Democratic wave rolls through House
By Bill Adair, Times Washington Bureau Chief
Riding a wave of voter anger about the Iraq war and corruption in Congress, Democrats were poised to take control of the U.S. House of Representatives and gain seats in the Senate.
Democratic challengers led in many districts held by Republicans and seemed likely to win the 15 seats needed to take control of the House. In the battle for the Senate, Democrats won GOP seats in Pennsylvania, Ohio and Rhode Island, but might fall short of the six seats necessary to win control.
In some states, Democrats won by large margins, reflecting deep unhappiness with Congress and the Republican president. In the Pennsylvania Senate race, incumbent Rick Santorum was soundly defeated by Democrat Robert Casey Jr. In Ohio, Sen. Mike DeWine was trounced by Democrat Sherrod Brown.

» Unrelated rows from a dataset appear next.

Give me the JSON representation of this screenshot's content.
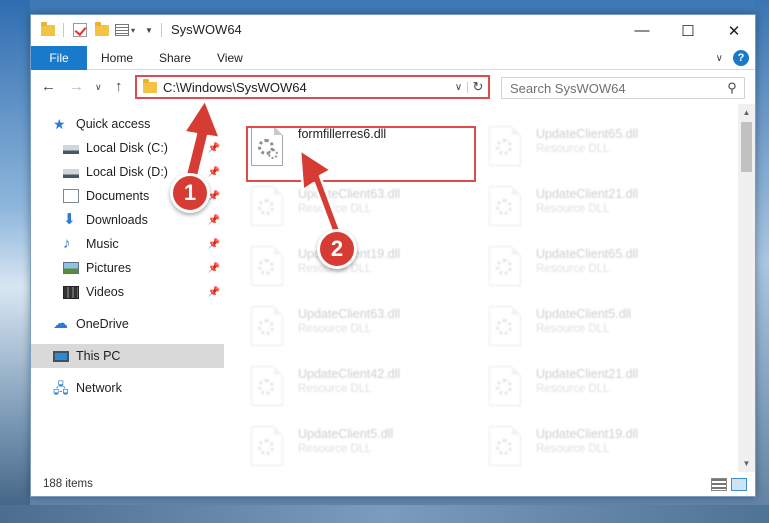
{
  "window": {
    "title": "SysWOW64",
    "minimize": "—",
    "maximize": "☐",
    "close": "✕"
  },
  "ribbon": {
    "tabs": [
      "File",
      "Home",
      "Share",
      "View"
    ]
  },
  "address": {
    "path": "C:\\Windows\\SysWOW64",
    "search_placeholder": "Search SysWOW64"
  },
  "nav": {
    "items": [
      {
        "label": "Quick access",
        "icon": "star-icon"
      },
      {
        "label": "Local Disk (C:)",
        "icon": "drive-icon",
        "pinned": true
      },
      {
        "label": "Local Disk (D:)",
        "icon": "drive-icon",
        "pinned": true
      },
      {
        "label": "Documents",
        "icon": "documents-icon",
        "pinned": true
      },
      {
        "label": "Downloads",
        "icon": "download-icon",
        "pinned": true
      },
      {
        "label": "Music",
        "icon": "music-icon",
        "pinned": true
      },
      {
        "label": "Pictures",
        "icon": "pictures-icon",
        "pinned": true
      },
      {
        "label": "Videos",
        "icon": "videos-icon",
        "pinned": true
      },
      {
        "label": "OneDrive",
        "icon": "cloud-icon"
      },
      {
        "label": "This PC",
        "icon": "computer-icon",
        "selected": true
      },
      {
        "label": "Network",
        "icon": "network-icon"
      }
    ]
  },
  "files": [
    {
      "name": "formfillerres6.dll",
      "type": "",
      "faded": false
    },
    {
      "name": "UpdateClient65.dll",
      "type": "Resource DLL",
      "faded": true
    },
    {
      "name": "UpdateClient63.dll",
      "type": "Resource DLL",
      "faded": true
    },
    {
      "name": "UpdateClient21.dll",
      "type": "Resource DLL",
      "faded": true
    },
    {
      "name": "UpdateClient19.dll",
      "type": "Resource DLL",
      "faded": true
    },
    {
      "name": "UpdateClient65.dll",
      "type": "Resource DLL",
      "faded": true
    },
    {
      "name": "UpdateClient63.dll",
      "type": "Resource DLL",
      "faded": true
    },
    {
      "name": "UpdateClient5.dll",
      "type": "Resource DLL",
      "faded": true
    },
    {
      "name": "UpdateClient42.dll",
      "type": "Resource DLL",
      "faded": true
    },
    {
      "name": "UpdateClient21.dll",
      "type": "Resource DLL",
      "faded": true
    },
    {
      "name": "UpdateClient5.dll",
      "type": "Resource DLL",
      "faded": true
    },
    {
      "name": "UpdateClient19.dll",
      "type": "Resource DLL",
      "faded": true
    }
  ],
  "status": {
    "count": "188 items"
  },
  "annotations": {
    "step1": "1",
    "step2": "2",
    "color": "#d73c34"
  }
}
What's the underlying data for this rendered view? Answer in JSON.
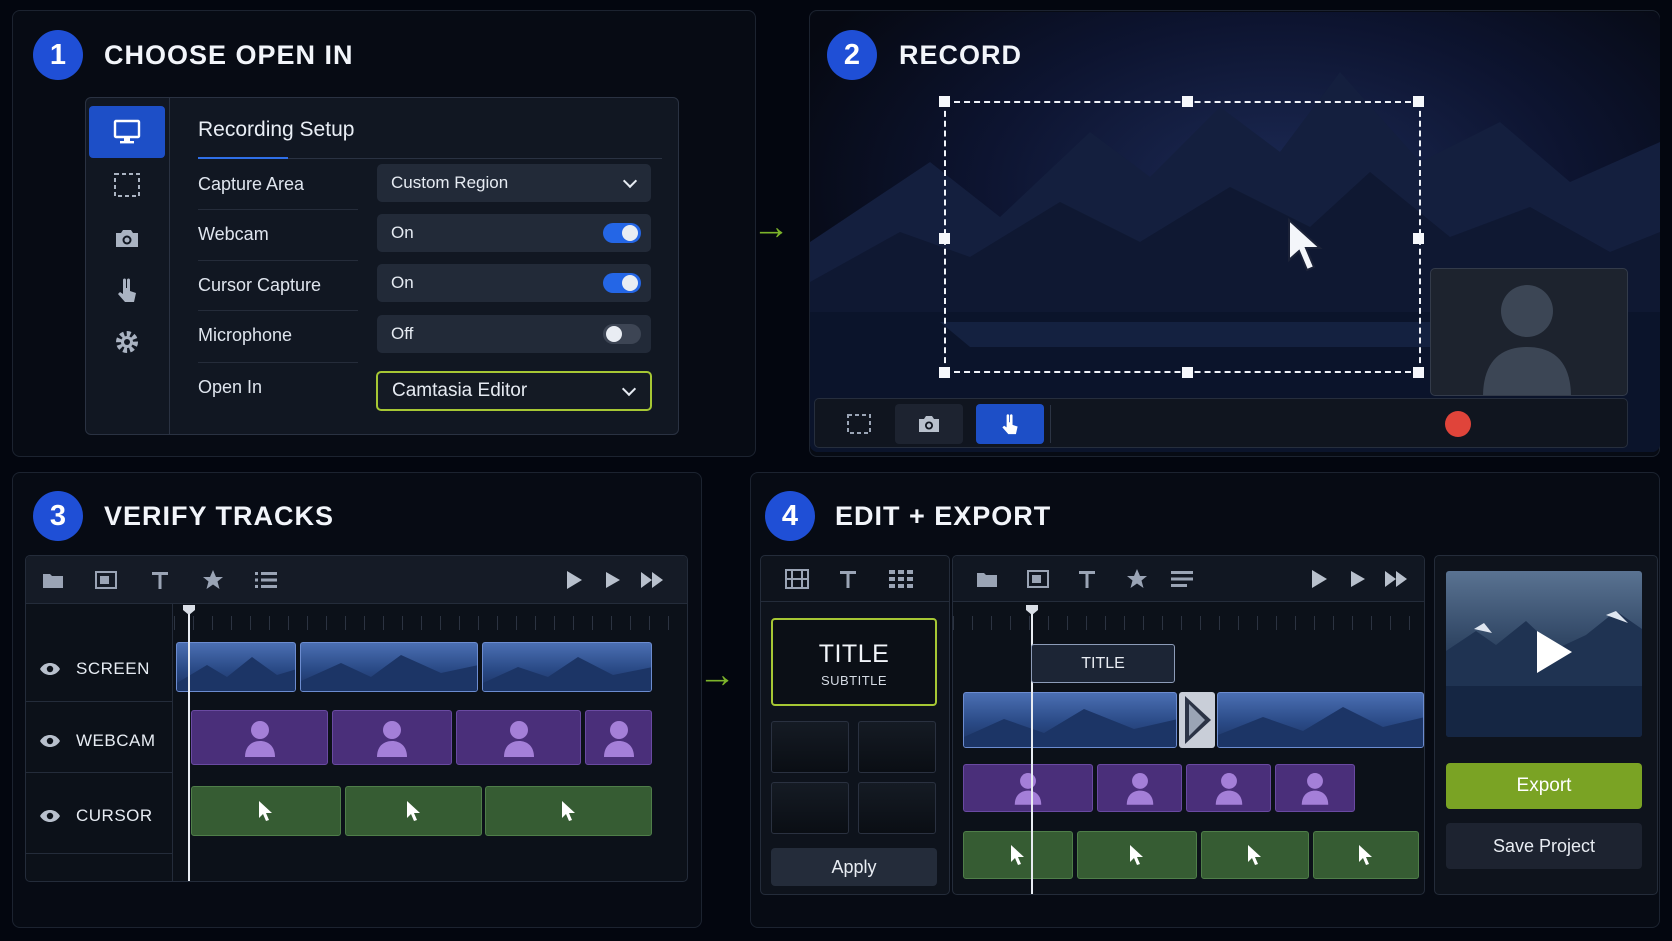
{
  "steps": [
    {
      "number": "1",
      "title": "CHOOSE OPEN IN"
    },
    {
      "number": "2",
      "title": "RECORD"
    },
    {
      "number": "3",
      "title": "VERIFY TRACKS"
    },
    {
      "number": "4",
      "title": "EDIT + EXPORT"
    }
  ],
  "arrows": {
    "glyph": "→",
    "color": "#7cb32a"
  },
  "recording_setup": {
    "title": "Recording Setup",
    "sidebar_icons": [
      "monitor-icon",
      "region-select-icon",
      "camera-icon",
      "cursor-click-icon",
      "gear-icon"
    ],
    "rows": [
      {
        "label": "Capture Area",
        "value": "Custom Region",
        "control": "dropdown"
      },
      {
        "label": "Webcam",
        "value": "On",
        "control": "toggle",
        "state": true
      },
      {
        "label": "Cursor Capture",
        "value": "On",
        "control": "toggle",
        "state": true
      },
      {
        "label": "Microphone",
        "value": "Off",
        "control": "toggle",
        "state": false
      },
      {
        "label": "Open In",
        "value": "Camtasia Editor",
        "control": "dropdown",
        "highlighted": true
      }
    ]
  },
  "record": {
    "toolbar_icons": [
      "region-select-icon",
      "camera-icon",
      "cursor-click-icon"
    ],
    "active_tool": "cursor-click-icon",
    "record_button_color": "#e0443a"
  },
  "verify_tracks": {
    "toolbar_icons": [
      "folder-icon",
      "media-icon",
      "text-icon",
      "star-icon",
      "list-icon"
    ],
    "playback_icons": [
      "play-icon",
      "step-forward-icon",
      "fast-forward-icon"
    ],
    "tracks": [
      {
        "name": "SCREEN",
        "type": "screen"
      },
      {
        "name": "WEBCAM",
        "type": "webcam"
      },
      {
        "name": "CURSOR",
        "type": "cursor"
      }
    ]
  },
  "edit_export": {
    "left_toolbar_icons": [
      "film-icon",
      "text-icon",
      "grid-icon"
    ],
    "title_card": {
      "title": "TITLE",
      "subtitle": "SUBTITLE"
    },
    "apply_label": "Apply",
    "timeline_title_clip": "TITLE",
    "export_label": "Export",
    "save_label": "Save Project",
    "accent": "#7aa324"
  }
}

"We are on the brink of a great Democratic victory," said House Minority Leader Nancy Pelosi of California, in line to become the first female speaker in history.
Senate Democratic leader Harry Reid declared, "There is a wind of change out there. The House is going to flip for sure."
Exit polls showed Democrats winning remarkably strong support from groups that had voted Republican in recent elections: the middle class, white evangelicals and suburban women.
In Florida, Democrats picked up two Republican congressional seats. State Sen. Ron Klein defeated Rep. Clay Shaw, a Republican who has held the seat for 26 years. Democrat Tim Mahoney won a close race with Republican Joe Negron for the seat formerly held by Rep. Mark Foley, who resigned six weeks ago after a sex scandal.
Nationally, the results were a strong rebuke of President Bush and the Iraq war. Exit polls showed voters were in a gloomy mood and that they viewed the election as a referendum on national rather than local issues. Voters cited the war, corruption, the economy and terrorism as their top concerns.
Throughout the nation, Democrats gained ground in Republican territory. Democratic candidates won three Republican seats in Indiana, a state carried by GOP presidential candidates in every election since 1964.
"It’s a pretty grim looking night," sighed Dick Armey, a former House Republican leader. "It’s pretty tough to watch."
Republicans have controlled both houses of Congress since 1994, except for a period in 2001-02 when Democrats controlled the Senate.